Alison Krauss and Union Station
Paper Airplane is another strong, if typical, offering from Alison Krauss and Union Station (AKUS). As always, most of the material comes from outside writers whose melodies and sensibilities mesh well with Krauss’ vocals and the popgrass sound that AKUS has created, a sound they have no real competition for. Nobody sounds like Alison Krauss (or like vocalist/guitarist/mandolinist Dan Tyminski either, for that matter), and the band’s dominant soloist, Dobro master Jerry Douglas, is without peer no matter whose record he’s playing on.
Some of the usual AKUS songwriting suspects are on board Paper Airplane. Robert Lee Castleman, whose work appears regularly on the band’s recordings, penned the title track. Sidney Cox of the Cox Family weighs in with “Bonita and Bill Butler,” and Krauss’ renowned bass player brother, Viktor, contributes a co-write with Angel Snow in the form of “Lie Awake.” Bluegrass legends Peter Rowan and Tim O’Brien are represented with “Dust Bowl Children” and “On the Outside Looking In,” respectively, both sung by Tyminski. Songs from Jeremy Lister and Richard Thompson are also on the track list, and the Jackson Browne classic, “My Opening Farewell,” closes the record. Some really good and appropriate material, well-chosen in typical AKUS fashion.

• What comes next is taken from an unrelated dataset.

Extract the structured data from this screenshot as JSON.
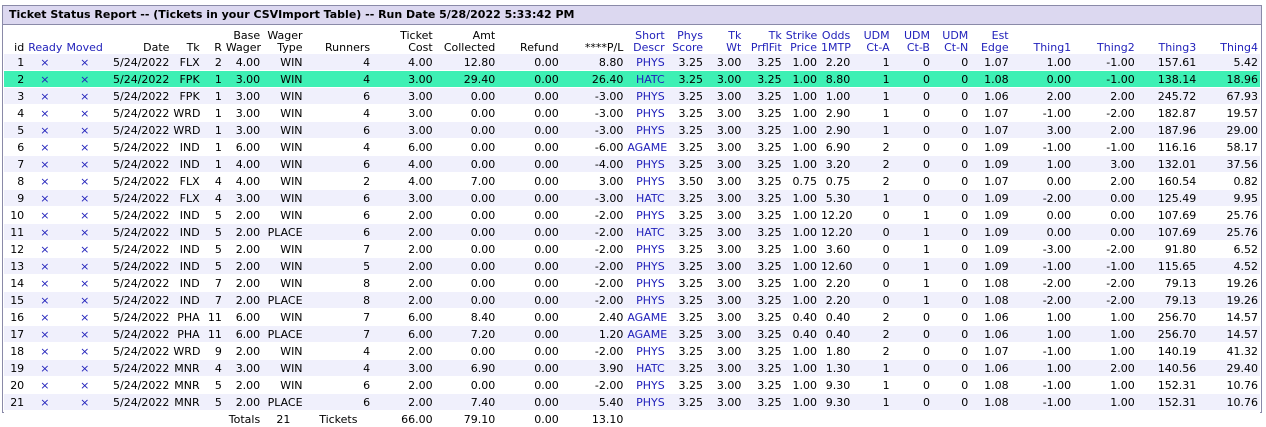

If there’s anything resembling a complaint, it’s that the record doesn’t feature much, or at least not enough, of Krauss’ excellent fiddle playing. But then, the majority of the band’s predominantly female followers buy AKUS’ records for Krauss’ voice, not to hear her and Douglas burn on their instruments. This band has been largely responsible for the introduction of bluegrass music to an uninitiated pop population in recent years, but a strictly bluegrass focus isn’t going to sell that many records.
In the end there are no real surprises here; this is just another solid recording from AKUS which the band’s fans will no doubt enjoy. And for those who like to support the underdog, some deserving songwriters that nobody else in Nashville will cut are going to make some mailbox money, courtesy of Krauss’ taste in material. Krauss and company know what their followers expect them to sound like, and they don’t disappoint.